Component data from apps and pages
____
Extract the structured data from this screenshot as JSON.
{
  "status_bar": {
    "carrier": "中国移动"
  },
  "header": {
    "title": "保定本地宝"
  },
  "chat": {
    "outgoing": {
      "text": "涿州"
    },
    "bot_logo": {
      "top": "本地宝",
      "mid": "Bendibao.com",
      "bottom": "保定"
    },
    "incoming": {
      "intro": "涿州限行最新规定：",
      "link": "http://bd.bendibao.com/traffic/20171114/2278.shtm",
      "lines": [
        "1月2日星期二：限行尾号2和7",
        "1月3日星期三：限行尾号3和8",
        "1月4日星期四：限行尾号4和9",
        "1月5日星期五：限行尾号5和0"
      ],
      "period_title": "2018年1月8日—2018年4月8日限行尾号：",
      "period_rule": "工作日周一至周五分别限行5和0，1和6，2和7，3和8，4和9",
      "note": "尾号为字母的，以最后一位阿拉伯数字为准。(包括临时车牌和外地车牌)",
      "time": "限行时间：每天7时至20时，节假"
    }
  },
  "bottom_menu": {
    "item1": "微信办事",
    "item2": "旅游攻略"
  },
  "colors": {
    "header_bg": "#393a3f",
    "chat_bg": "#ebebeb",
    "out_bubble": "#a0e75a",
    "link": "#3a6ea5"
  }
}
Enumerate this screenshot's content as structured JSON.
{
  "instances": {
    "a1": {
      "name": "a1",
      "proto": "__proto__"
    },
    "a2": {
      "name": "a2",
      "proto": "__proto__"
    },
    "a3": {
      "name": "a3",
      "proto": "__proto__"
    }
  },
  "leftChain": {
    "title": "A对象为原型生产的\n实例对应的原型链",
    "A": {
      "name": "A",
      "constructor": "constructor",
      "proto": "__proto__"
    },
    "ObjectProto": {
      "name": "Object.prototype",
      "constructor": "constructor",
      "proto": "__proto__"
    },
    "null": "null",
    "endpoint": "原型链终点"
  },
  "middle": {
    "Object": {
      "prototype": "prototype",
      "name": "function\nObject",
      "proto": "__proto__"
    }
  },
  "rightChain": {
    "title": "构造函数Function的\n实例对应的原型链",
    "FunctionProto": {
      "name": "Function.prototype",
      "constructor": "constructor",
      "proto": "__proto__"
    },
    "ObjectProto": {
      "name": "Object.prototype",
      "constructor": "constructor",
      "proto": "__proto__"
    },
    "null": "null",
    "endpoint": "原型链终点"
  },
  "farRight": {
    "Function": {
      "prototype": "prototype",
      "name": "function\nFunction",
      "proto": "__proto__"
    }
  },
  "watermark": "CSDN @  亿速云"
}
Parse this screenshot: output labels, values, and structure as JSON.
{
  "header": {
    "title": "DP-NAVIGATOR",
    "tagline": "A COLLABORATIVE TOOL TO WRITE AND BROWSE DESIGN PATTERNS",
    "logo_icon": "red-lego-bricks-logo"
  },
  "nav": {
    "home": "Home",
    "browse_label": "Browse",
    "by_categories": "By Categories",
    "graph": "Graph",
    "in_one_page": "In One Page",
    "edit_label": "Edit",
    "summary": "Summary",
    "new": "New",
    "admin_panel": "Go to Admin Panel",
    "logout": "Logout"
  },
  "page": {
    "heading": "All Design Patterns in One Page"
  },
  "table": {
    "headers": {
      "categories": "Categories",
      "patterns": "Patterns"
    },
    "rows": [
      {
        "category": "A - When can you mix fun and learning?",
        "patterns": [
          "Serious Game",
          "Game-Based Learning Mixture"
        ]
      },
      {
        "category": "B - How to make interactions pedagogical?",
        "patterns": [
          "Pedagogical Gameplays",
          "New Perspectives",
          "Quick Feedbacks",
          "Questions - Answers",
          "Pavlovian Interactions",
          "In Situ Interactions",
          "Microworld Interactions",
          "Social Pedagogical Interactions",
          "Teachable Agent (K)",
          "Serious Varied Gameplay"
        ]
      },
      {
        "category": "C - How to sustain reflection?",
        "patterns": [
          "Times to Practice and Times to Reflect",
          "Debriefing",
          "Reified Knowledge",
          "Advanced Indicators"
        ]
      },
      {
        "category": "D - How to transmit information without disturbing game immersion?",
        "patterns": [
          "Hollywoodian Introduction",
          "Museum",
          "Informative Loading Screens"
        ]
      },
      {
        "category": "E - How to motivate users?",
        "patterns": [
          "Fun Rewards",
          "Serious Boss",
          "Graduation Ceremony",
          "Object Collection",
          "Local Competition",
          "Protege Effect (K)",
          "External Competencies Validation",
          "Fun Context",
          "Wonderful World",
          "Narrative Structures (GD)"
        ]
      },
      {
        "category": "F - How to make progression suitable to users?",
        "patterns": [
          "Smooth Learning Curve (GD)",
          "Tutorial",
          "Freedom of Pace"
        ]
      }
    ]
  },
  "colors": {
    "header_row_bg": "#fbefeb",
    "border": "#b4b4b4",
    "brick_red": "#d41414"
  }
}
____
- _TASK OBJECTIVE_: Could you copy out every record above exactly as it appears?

- _OUTPUT_:
Extract the structured data from this screenshot as JSON.
{
  "status_bar": {
    "carrier": "中国移动"
  },
  "header": {
    "title": "保定本地宝"
  },
  "chat": {
    "outgoing": {
      "text": "涿州"
    },
    "bot_logo": {
      "top": "本地宝",
      "mid": "Bendibao.com",
      "bottom": "保定"
    },
    "incoming": {
      "intro": "涿州限行最新规定：",
      "link": "http://bd.bendibao.com/traffic/20171114/2278.shtm",
      "lines": [
        "1月2日星期二：限行尾号2和7",
        "1月3日星期三：限行尾号3和8",
        "1月4日星期四：限行尾号4和9",
        "1月5日星期五：限行尾号5和0"
      ],
      "period_title": "2018年1月8日—2018年4月8日限行尾号：",
      "period_rule": "工作日周一至周五分别限行5和0，1和6，2和7，3和8，4和9",
      "note": "尾号为字母的，以最后一位阿拉伯数字为准。(包括临时车牌和外地车牌)",
      "time": "限行时间：每天7时至20时，节假"
    }
  },
  "bottom_menu": {
    "item1": "微信办事",
    "item2": "旅游攻略"
  },
  "colors": {
    "header_bg": "#393a3f",
    "chat_bg": "#ebebeb",
    "out_bubble": "#a0e75a",
    "link": "#3a6ea5"
  }
}
Enumerate this screenshot's content as structured JSON.
{
  "instances": {
    "a1": {
      "name": "a1",
      "proto": "__proto__"
    },
    "a2": {
      "name": "a2",
      "proto": "__proto__"
    },
    "a3": {
      "name": "a3",
      "proto": "__proto__"
    }
  },
  "leftChain": {
    "title": "A对象为原型生产的\n实例对应的原型链",
    "A": {
      "name": "A",
      "constructor": "constructor",
      "proto": "__proto__"
    },
    "ObjectProto": {
      "name": "Object.prototype",
      "constructor": "constructor",
      "proto": "__proto__"
    },
    "null": "null",
    "endpoint": "原型链终点"
  },
  "middle": {
    "Object": {
      "prototype": "prototype",
      "name": "function\nObject",
      "proto": "__proto__"
    }
  },
  "rightChain": {
    "title": "构造函数Function的\n实例对应的原型链",
    "FunctionProto": {
      "name": "Function.prototype",
      "constructor": "constructor",
      "proto": "__proto__"
    },
    "ObjectProto": {
      "name": "Object.prototype",
      "constructor": "constructor",
      "proto": "__proto__"
    },
    "null": "null",
    "endpoint": "原型链终点"
  },
  "farRight": {
    "Function": {
      "prototype": "prototype",
      "name": "function\nFunction",
      "proto": "__proto__"
    }
  },
  "watermark": "CSDN @  亿速云"
}
Parse this screenshot: output labels, values, and structure as JSON.
{
  "header": {
    "title": "DP-NAVIGATOR",
    "tagline": "A COLLABORATIVE TOOL TO WRITE AND BROWSE DESIGN PATTERNS",
    "logo_icon": "red-lego-bricks-logo"
  },
  "nav": {
    "home": "Home",
    "browse_label": "Browse",
    "by_categories": "By Categories",
    "graph": "Graph",
    "in_one_page": "In One Page",
    "edit_label": "Edit",
    "summary": "Summary",
    "new": "New",
    "admin_panel": "Go to Admin Panel",
    "logout": "Logout"
  },
  "page": {
    "heading": "All Design Patterns in One Page"
  },
  "table": {
    "headers": {
      "categories": "Categories",
      "patterns": "Patterns"
    },
    "rows": [
      {
        "category": "A - When can you mix fun and learning?",
        "patterns": [
          "Serious Game",
          "Game-Based Learning Mixture"
        ]
      },
      {
        "category": "B - How to make interactions pedagogical?",
        "patterns": [
          "Pedagogical Gameplays",
          "New Perspectives",
          "Quick Feedbacks",
          "Questions - Answers",
          "Pavlovian Interactions",
          "In Situ Interactions",
          "Microworld Interactions",
          "Social Pedagogical Interactions",
          "Teachable Agent (K)",
          "Serious Varied Gameplay"
        ]
      },
      {
        "category": "C - How to sustain reflection?",
        "patterns": [
          "Times to Practice and Times to Reflect",
          "Debriefing",
          "Reified Knowledge",
          "Advanced Indicators"
        ]
      },
      {
        "category": "D - How to transmit information without disturbing game immersion?",
        "patterns": [
          "Hollywoodian Introduction",
          "Museum",
          "Informative Loading Screens"
        ]
      },
      {
        "category": "E - How to motivate users?",
        "patterns": [
          "Fun Rewards",
          "Serious Boss",
          "Graduation Ceremony",
          "Object Collection",
          "Local Competition",
          "Protege Effect (K)",
          "External Competencies Validation",
          "Fun Context",
          "Wonderful World",
          "Narrative Structures (GD)"
        ]
      },
      {
        "category": "F - How to make progression suitable to users?",
        "patterns": [
          "Smooth Learning Curve (GD)",
          "Tutorial",
          "Freedom of Pace"
        ]
      }
    ]
  },
  "colors": {
    "header_row_bg": "#fbefeb",
    "border": "#b4b4b4",
    "brick_red": "#d41414"
  }
}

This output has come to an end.